++++ Supplied data
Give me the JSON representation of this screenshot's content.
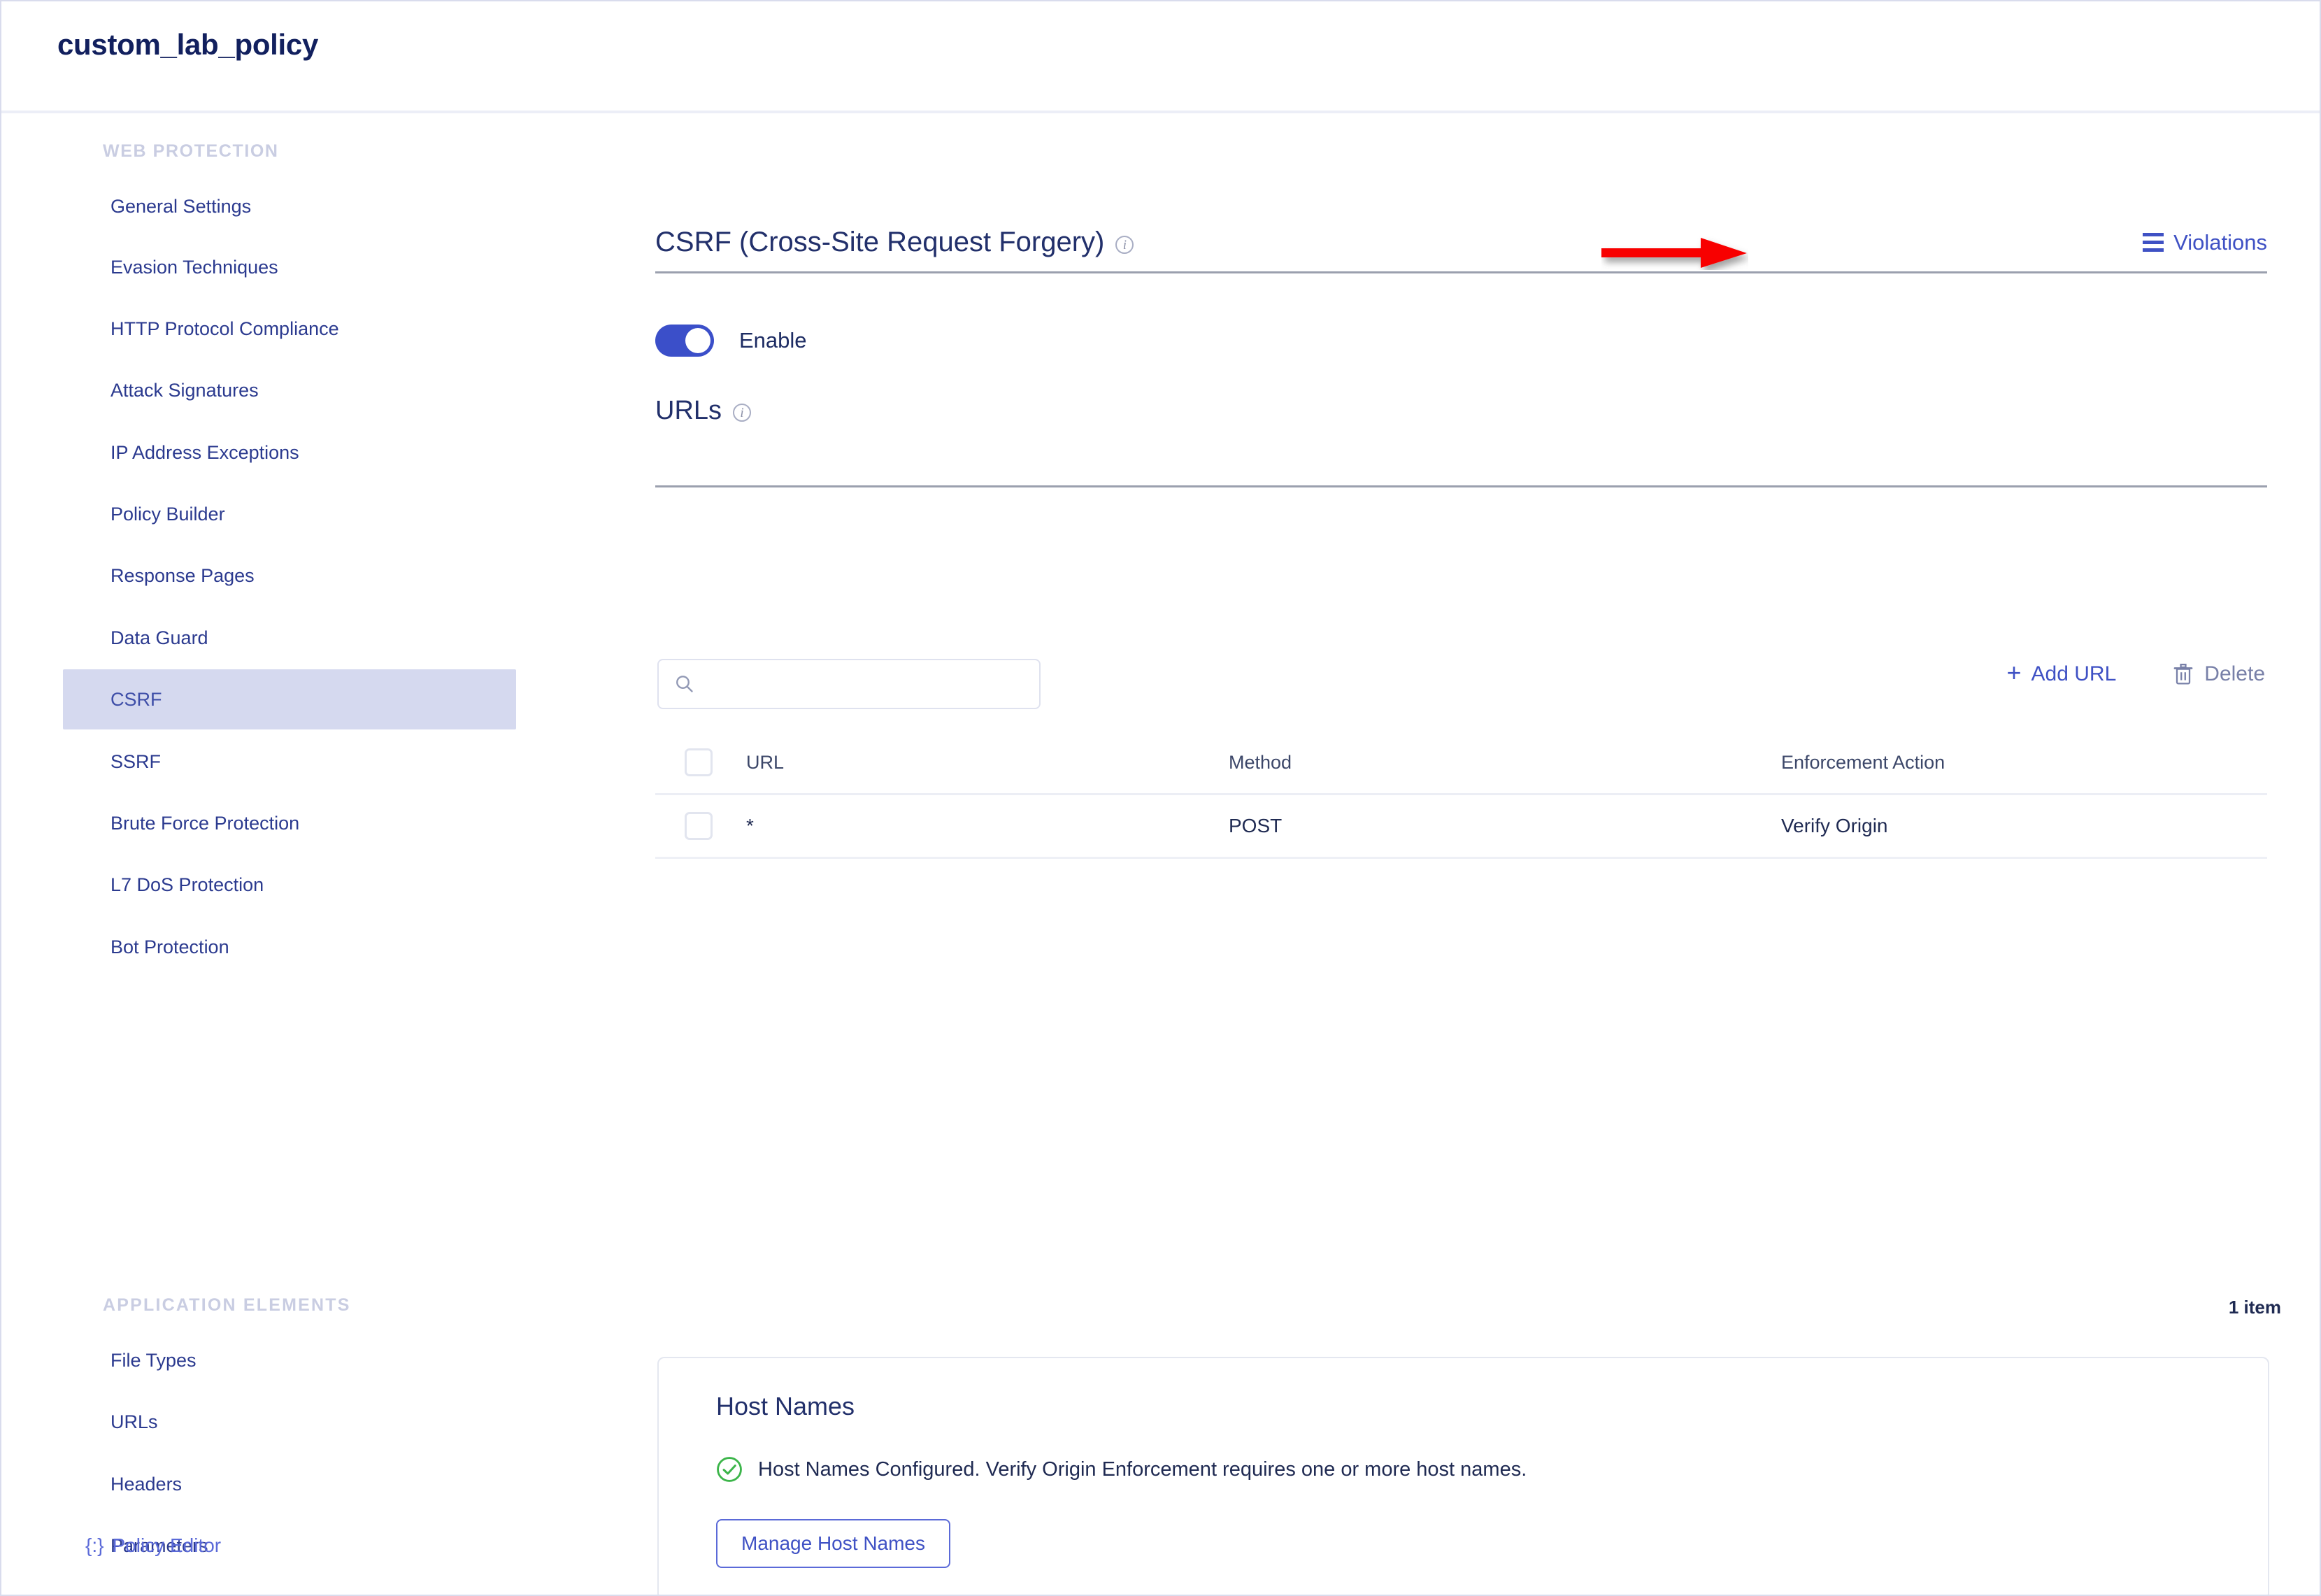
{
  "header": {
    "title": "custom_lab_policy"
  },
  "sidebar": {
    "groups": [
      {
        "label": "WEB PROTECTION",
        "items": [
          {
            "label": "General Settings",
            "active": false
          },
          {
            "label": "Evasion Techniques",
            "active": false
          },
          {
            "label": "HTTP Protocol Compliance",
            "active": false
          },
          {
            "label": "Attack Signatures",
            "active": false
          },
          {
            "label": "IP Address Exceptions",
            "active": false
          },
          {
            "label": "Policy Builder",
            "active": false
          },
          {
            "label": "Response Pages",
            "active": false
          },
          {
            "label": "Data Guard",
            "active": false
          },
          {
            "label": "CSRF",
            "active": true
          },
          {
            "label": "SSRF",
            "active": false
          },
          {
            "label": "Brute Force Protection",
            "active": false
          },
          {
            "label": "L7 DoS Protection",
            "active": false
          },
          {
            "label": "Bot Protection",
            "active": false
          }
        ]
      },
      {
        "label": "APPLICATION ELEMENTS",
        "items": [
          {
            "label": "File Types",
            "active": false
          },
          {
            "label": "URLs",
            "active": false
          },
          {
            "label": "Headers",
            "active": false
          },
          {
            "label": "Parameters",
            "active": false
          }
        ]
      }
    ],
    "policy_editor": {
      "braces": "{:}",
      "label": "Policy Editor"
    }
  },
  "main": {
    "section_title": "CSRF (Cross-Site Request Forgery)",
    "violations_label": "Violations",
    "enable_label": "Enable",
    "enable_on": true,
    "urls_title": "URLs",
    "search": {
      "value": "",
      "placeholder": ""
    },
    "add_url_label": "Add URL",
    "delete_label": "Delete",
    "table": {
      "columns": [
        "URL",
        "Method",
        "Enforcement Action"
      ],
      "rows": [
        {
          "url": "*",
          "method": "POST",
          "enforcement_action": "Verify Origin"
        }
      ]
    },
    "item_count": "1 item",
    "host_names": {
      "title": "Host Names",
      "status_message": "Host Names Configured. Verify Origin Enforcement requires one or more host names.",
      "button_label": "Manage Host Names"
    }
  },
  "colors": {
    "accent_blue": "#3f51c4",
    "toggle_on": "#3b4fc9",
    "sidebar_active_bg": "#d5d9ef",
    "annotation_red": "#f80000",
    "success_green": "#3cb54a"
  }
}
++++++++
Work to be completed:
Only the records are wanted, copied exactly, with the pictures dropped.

Answer:
Give me the JSON representation of this screenshot's content.
{
  "header": {
    "title": "custom_lab_policy"
  },
  "sidebar": {
    "groups": [
      {
        "label": "WEB PROTECTION",
        "items": [
          {
            "label": "General Settings",
            "active": false
          },
          {
            "label": "Evasion Techniques",
            "active": false
          },
          {
            "label": "HTTP Protocol Compliance",
            "active": false
          },
          {
            "label": "Attack Signatures",
            "active": false
          },
          {
            "label": "IP Address Exceptions",
            "active": false
          },
          {
            "label": "Policy Builder",
            "active": false
          },
          {
            "label": "Response Pages",
            "active": false
          },
          {
            "label": "Data Guard",
            "active": false
          },
          {
            "label": "CSRF",
            "active": true
          },
          {
            "label": "SSRF",
            "active": false
          },
          {
            "label": "Brute Force Protection",
            "active": false
          },
          {
            "label": "L7 DoS Protection",
            "active": false
          },
          {
            "label": "Bot Protection",
            "active": false
          }
        ]
      },
      {
        "label": "APPLICATION ELEMENTS",
        "items": [
          {
            "label": "File Types",
            "active": false
          },
          {
            "label": "URLs",
            "active": false
          },
          {
            "label": "Headers",
            "active": false
          },
          {
            "label": "Parameters",
            "active": false
          }
        ]
      }
    ],
    "policy_editor": {
      "braces": "{:}",
      "label": "Policy Editor"
    }
  },
  "main": {
    "section_title": "CSRF (Cross-Site Request Forgery)",
    "violations_label": "Violations",
    "enable_label": "Enable",
    "enable_on": true,
    "urls_title": "URLs",
    "search": {
      "value": "",
      "placeholder": ""
    },
    "add_url_label": "Add URL",
    "delete_label": "Delete",
    "table": {
      "columns": [
        "URL",
        "Method",
        "Enforcement Action"
      ],
      "rows": [
        {
          "url": "*",
          "method": "POST",
          "enforcement_action": "Verify Origin"
        }
      ]
    },
    "item_count": "1 item",
    "host_names": {
      "title": "Host Names",
      "status_message": "Host Names Configured. Verify Origin Enforcement requires one or more host names.",
      "button_label": "Manage Host Names"
    }
  },
  "colors": {
    "accent_blue": "#3f51c4",
    "toggle_on": "#3b4fc9",
    "sidebar_active_bg": "#d5d9ef",
    "annotation_red": "#f80000",
    "success_green": "#3cb54a"
  }
}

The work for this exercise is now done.